1) Business Plan - how good is it overall (the next three items speak to specifics of it)? Has someone reviewed it?
2) The Market and Competition - have you really nailed down your market position?
3) Pricing - How elastic is pricing in your industry? In other words, how much can you raise and lower prices compared to the amount of business you will lose or gain. Gross profit is maximized by knowing this.
4) Pro forma - how good are your cash flow projections? Do they have a high-level of sensitivity? How much money do you need to finance the period before your first break-even month?

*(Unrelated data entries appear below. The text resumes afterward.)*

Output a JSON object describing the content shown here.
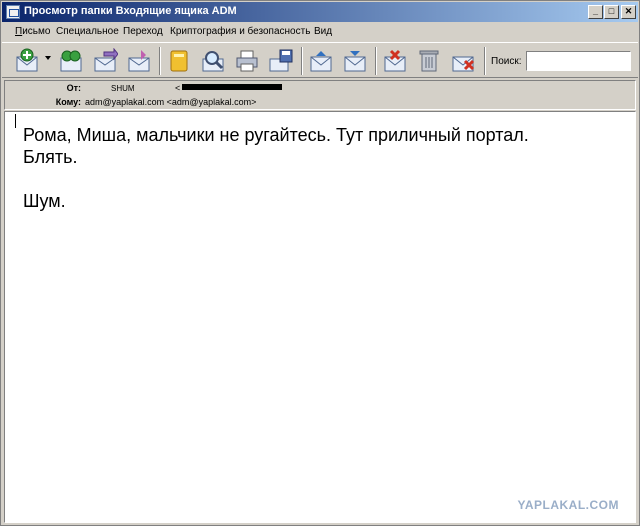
{
  "window": {
    "title": "Просмотр папки Входящие ящика ADM",
    "minimize": "_",
    "maximize": "□",
    "close": "✕"
  },
  "menu": [
    {
      "label": "Письмо",
      "underline": "П"
    },
    {
      "label": "Специальное",
      "underline": "С"
    },
    {
      "label": "Переход",
      "underline": "П"
    },
    {
      "label": "Криптография и безопасность",
      "underline": "К"
    },
    {
      "label": "Вид",
      "underline": "В"
    }
  ],
  "toolbar": {
    "search_label": "Поиск:",
    "search_value": ""
  },
  "header": {
    "from_label": "От:",
    "from_name": "SHUM",
    "from_email_open": "<",
    "to_label": "Кому:",
    "to_value": "adm@yaplakal.com <adm@yaplakal.com>"
  },
  "message": {
    "body": "Рома, Миша, мальчики не ругайтесь. Тут приличный портал.\nБлять.\n\nШум."
  },
  "watermark": "YAPLAKAL.COM"
}
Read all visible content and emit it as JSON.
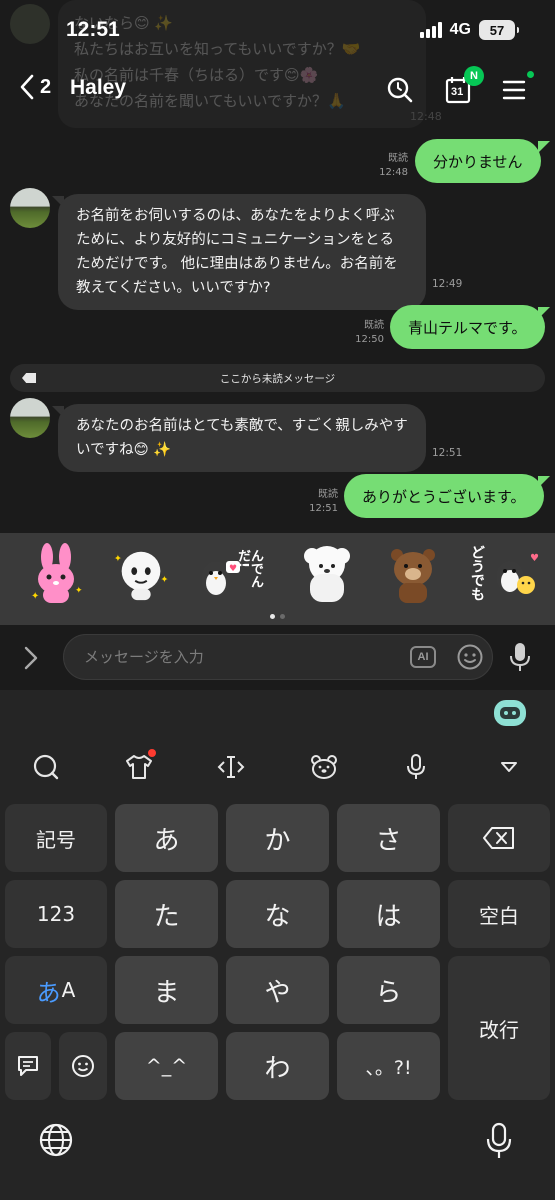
{
  "status_bar": {
    "time": "12:51",
    "network": "4G",
    "battery": "57"
  },
  "header": {
    "back_count": "2",
    "title": "Haley",
    "calendar_day": "31",
    "calendar_badge": "N"
  },
  "previous_message": {
    "lines": [
      "ないなら😊 ✨",
      "私たちはお互いを知ってもいいですか？🤝",
      "私の名前は千春（ちはる）です😊🌸",
      "あなたの名前を聞いてもいいですか？🙏"
    ],
    "time": "12:48"
  },
  "messages": [
    {
      "side": "out",
      "text": "分かりません",
      "read": "既読",
      "time": "12:48"
    },
    {
      "side": "in",
      "text": "お名前をお伺いするのは、あなたをよりよく呼ぶために、より友好的にコミュニケーションをとるためだけです。 他に理由はありません。お名前を教えてください。いいですか?",
      "time": "12:49"
    },
    {
      "side": "out",
      "text": "青山テルマです。",
      "read": "既読",
      "time": "12:50"
    },
    {
      "side": "in",
      "text": "あなたのお名前はとても素敵で、すごく親しみやすいですね😊 ✨",
      "time": "12:51"
    },
    {
      "side": "out",
      "text": "ありがとうございます。",
      "read": "既読",
      "time": "12:51"
    }
  ],
  "unread_divider": "ここから未読メッセージ",
  "stickers": [
    "cooky-bunny-sticker",
    "happy-face-sticker",
    "penguin-heart-sticker",
    "white-dog-sticker",
    "brown-bear-sticker",
    "penguin-text-sticker"
  ],
  "sticker_text": {
    "penguin_heart": "んでんだ!",
    "penguin_text": "どうでも"
  },
  "input": {
    "placeholder": "メッセージを入力",
    "ai_label": "AI"
  },
  "keyboard": {
    "keys": {
      "symbols": "記号",
      "a": "あ",
      "ka": "か",
      "sa": "さ",
      "num": "123",
      "ta": "た",
      "na": "な",
      "ha": "は",
      "space": "空白",
      "mode_kana": "あ",
      "mode_latin": "A",
      "ma": "ま",
      "ya": "や",
      "ra": "ら",
      "enter": "改行",
      "kaomoji": "^_^",
      "wa": "わ",
      "punct": "、。?!"
    }
  },
  "colors": {
    "accent": "#06c755",
    "bubble_out": "#76dd74",
    "bubble_in": "#353535",
    "background": "#1b1b1b"
  }
}
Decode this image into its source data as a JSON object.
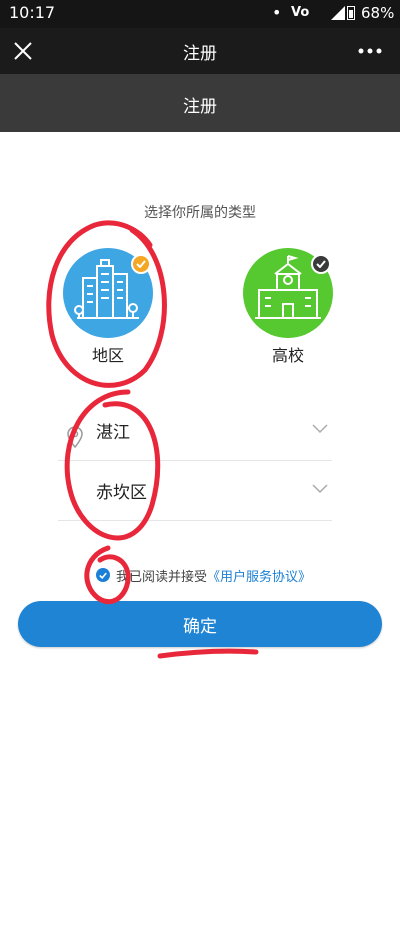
{
  "status_bar": {
    "time": "10:17",
    "dot": "•",
    "network": "Vo",
    "battery": "68%"
  },
  "navbar": {
    "title": "注册"
  },
  "subheader": {
    "title": "注册"
  },
  "prompt": "选择你所属的类型",
  "types": [
    {
      "label": "地区",
      "color": "#3fa6e4",
      "selected": true
    },
    {
      "label": "高校",
      "color": "#55c92f",
      "selected": false
    }
  ],
  "fields": {
    "city": "湛江",
    "district": "赤坎区"
  },
  "agreement": {
    "text": "我已阅读并接受",
    "link": "《用户服务协议》",
    "checked": true
  },
  "confirm_label": "确定",
  "colors": {
    "accent": "#1f84d4",
    "annotation": "#e8283a"
  }
}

5) What is YOUR risk tolerance? If you are risk averse (and maybe a good idea otherwise) is to keep your job and start small... and either boot strap finances and/or start the business in your home.

fastunsecured007
03-18-2016, 04:29 PM
I always wonder about this, because starting a business seems like a pretty brave act to me. How did you know you were financially ready to start a business? Did you just leap and hope the money would follow, or did you have a set amount that you felt you needed before you'd start up?

Thank you very much for you informative post. Please continue by posting this type of post. Thanks again

peterradcliffe
08-07-2019, 02:14 AM
I saved some amount before starting a business. for any business needs capital is required. for this, you need to save money. then jump into the business.

speeduser
12-23-2020, 06:38 AM
Wow, the name is very ancient name. I would assume the Baldwins came from England, am I correct? - Steven C Wyer (http://steven-c-wyer.com/)